* [WHAT THE TASK ASKS]:
Produce an exact copy of the data below.

* [RECORDS PROVIDED]:

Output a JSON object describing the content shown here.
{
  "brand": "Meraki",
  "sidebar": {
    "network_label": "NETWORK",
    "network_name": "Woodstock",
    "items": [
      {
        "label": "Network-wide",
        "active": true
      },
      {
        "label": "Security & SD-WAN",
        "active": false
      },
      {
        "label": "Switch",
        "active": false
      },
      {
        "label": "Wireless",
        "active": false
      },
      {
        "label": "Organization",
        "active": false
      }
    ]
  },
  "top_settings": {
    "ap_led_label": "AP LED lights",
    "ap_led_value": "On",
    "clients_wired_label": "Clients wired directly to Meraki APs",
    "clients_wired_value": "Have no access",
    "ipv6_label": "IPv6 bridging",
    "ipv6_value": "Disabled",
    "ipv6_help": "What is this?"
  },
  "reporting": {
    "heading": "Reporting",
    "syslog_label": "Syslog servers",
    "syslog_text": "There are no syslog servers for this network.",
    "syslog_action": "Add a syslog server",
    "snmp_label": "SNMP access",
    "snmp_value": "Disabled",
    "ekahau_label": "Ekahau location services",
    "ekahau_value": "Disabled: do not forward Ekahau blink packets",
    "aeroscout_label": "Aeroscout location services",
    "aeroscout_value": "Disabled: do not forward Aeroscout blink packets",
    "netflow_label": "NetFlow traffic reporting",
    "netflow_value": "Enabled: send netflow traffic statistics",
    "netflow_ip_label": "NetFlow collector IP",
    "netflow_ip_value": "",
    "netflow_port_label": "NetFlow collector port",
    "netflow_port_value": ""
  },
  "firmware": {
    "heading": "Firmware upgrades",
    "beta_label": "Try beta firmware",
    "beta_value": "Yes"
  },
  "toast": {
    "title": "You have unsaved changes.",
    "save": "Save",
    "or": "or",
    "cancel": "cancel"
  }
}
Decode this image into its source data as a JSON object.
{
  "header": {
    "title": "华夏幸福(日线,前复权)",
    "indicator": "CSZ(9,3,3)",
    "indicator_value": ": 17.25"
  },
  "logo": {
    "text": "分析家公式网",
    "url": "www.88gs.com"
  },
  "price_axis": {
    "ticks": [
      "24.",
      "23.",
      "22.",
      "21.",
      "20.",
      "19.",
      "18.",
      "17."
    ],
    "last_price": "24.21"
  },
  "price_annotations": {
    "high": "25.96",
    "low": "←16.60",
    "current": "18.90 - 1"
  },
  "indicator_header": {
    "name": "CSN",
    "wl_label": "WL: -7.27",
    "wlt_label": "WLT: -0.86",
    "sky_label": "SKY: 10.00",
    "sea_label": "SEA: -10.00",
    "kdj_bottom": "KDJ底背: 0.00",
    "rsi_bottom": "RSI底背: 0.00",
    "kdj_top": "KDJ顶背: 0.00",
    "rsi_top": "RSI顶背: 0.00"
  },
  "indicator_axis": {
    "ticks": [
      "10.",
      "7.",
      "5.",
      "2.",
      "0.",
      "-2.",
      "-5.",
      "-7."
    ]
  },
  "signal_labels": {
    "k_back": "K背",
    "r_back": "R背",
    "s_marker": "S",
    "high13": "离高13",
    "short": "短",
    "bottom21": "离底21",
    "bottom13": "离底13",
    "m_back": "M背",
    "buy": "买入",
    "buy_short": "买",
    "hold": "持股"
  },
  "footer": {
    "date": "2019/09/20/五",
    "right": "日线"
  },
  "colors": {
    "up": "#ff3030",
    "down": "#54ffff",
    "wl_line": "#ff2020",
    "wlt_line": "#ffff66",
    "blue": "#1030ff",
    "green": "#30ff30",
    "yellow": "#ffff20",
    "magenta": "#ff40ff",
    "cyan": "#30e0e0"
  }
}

* [ANSWER FOR THIS EXERCISE]:
Output a JSON object describing the content shown here.
{
  "brand": "Meraki",
  "sidebar": {
    "network_label": "NETWORK",
    "network_name": "Woodstock",
    "items": [
      {
        "label": "Network-wide",
        "active": true
      },
      {
        "label": "Security & SD-WAN",
        "active": false
      },
      {
        "label": "Switch",
        "active": false
      },
      {
        "label": "Wireless",
        "active": false
      },
      {
        "label": "Organization",
        "active": false
      }
    ]
  },
  "top_settings": {
    "ap_led_label": "AP LED lights",
    "ap_led_value": "On",
    "clients_wired_label": "Clients wired directly to Meraki APs",
    "clients_wired_value": "Have no access",
    "ipv6_label": "IPv6 bridging",
    "ipv6_value": "Disabled",
    "ipv6_help": "What is this?"
  },
  "reporting": {
    "heading": "Reporting",
    "syslog_label": "Syslog servers",
    "syslog_text": "There are no syslog servers for this network.",
    "syslog_action": "Add a syslog server",
    "snmp_label": "SNMP access",
    "snmp_value": "Disabled",
    "ekahau_label": "Ekahau location services",
    "ekahau_value": "Disabled: do not forward Ekahau blink packets",
    "aeroscout_label": "Aeroscout location services",
    "aeroscout_value": "Disabled: do not forward Aeroscout blink packets",
    "netflow_label": "NetFlow traffic reporting",
    "netflow_value": "Enabled: send netflow traffic statistics",
    "netflow_ip_label": "NetFlow collector IP",
    "netflow_ip_value": "",
    "netflow_port_label": "NetFlow collector port",
    "netflow_port_value": ""
  },
  "firmware": {
    "heading": "Firmware upgrades",
    "beta_label": "Try beta firmware",
    "beta_value": "Yes"
  },
  "toast": {
    "title": "You have unsaved changes.",
    "save": "Save",
    "or": "or",
    "cancel": "cancel"
  }
}
Decode this image into its source data as a JSON object.
{
  "header": {
    "title": "华夏幸福(日线,前复权)",
    "indicator": "CSZ(9,3,3)",
    "indicator_value": ": 17.25"
  },
  "logo": {
    "text": "分析家公式网",
    "url": "www.88gs.com"
  },
  "price_axis": {
    "ticks": [
      "24.",
      "23.",
      "22.",
      "21.",
      "20.",
      "19.",
      "18.",
      "17."
    ],
    "last_price": "24.21"
  },
  "price_annotations": {
    "high": "25.96",
    "low": "←16.60",
    "current": "18.90 - 1"
  },
  "indicator_header": {
    "name": "CSN",
    "wl_label": "WL: -7.27",
    "wlt_label": "WLT: -0.86",
    "sky_label": "SKY: 10.00",
    "sea_label": "SEA: -10.00",
    "kdj_bottom": "KDJ底背: 0.00",
    "rsi_bottom": "RSI底背: 0.00",
    "kdj_top": "KDJ顶背: 0.00",
    "rsi_top": "RSI顶背: 0.00"
  },
  "indicator_axis": {
    "ticks": [
      "10.",
      "7.",
      "5.",
      "2.",
      "0.",
      "-2.",
      "-5.",
      "-7."
    ]
  },
  "signal_labels": {
    "k_back": "K背",
    "r_back": "R背",
    "s_marker": "S",
    "high13": "离高13",
    "short": "短",
    "bottom21": "离底21",
    "bottom13": "离底13",
    "m_back": "M背",
    "buy": "买入",
    "buy_short": "买",
    "hold": "持股"
  },
  "footer": {
    "date": "2019/09/20/五",
    "right": "日线"
  },
  "colors": {
    "up": "#ff3030",
    "down": "#54ffff",
    "wl_line": "#ff2020",
    "wlt_line": "#ffff66",
    "blue": "#1030ff",
    "green": "#30ff30",
    "yellow": "#ffff20",
    "magenta": "#ff40ff",
    "cyan": "#30e0e0"
  }
}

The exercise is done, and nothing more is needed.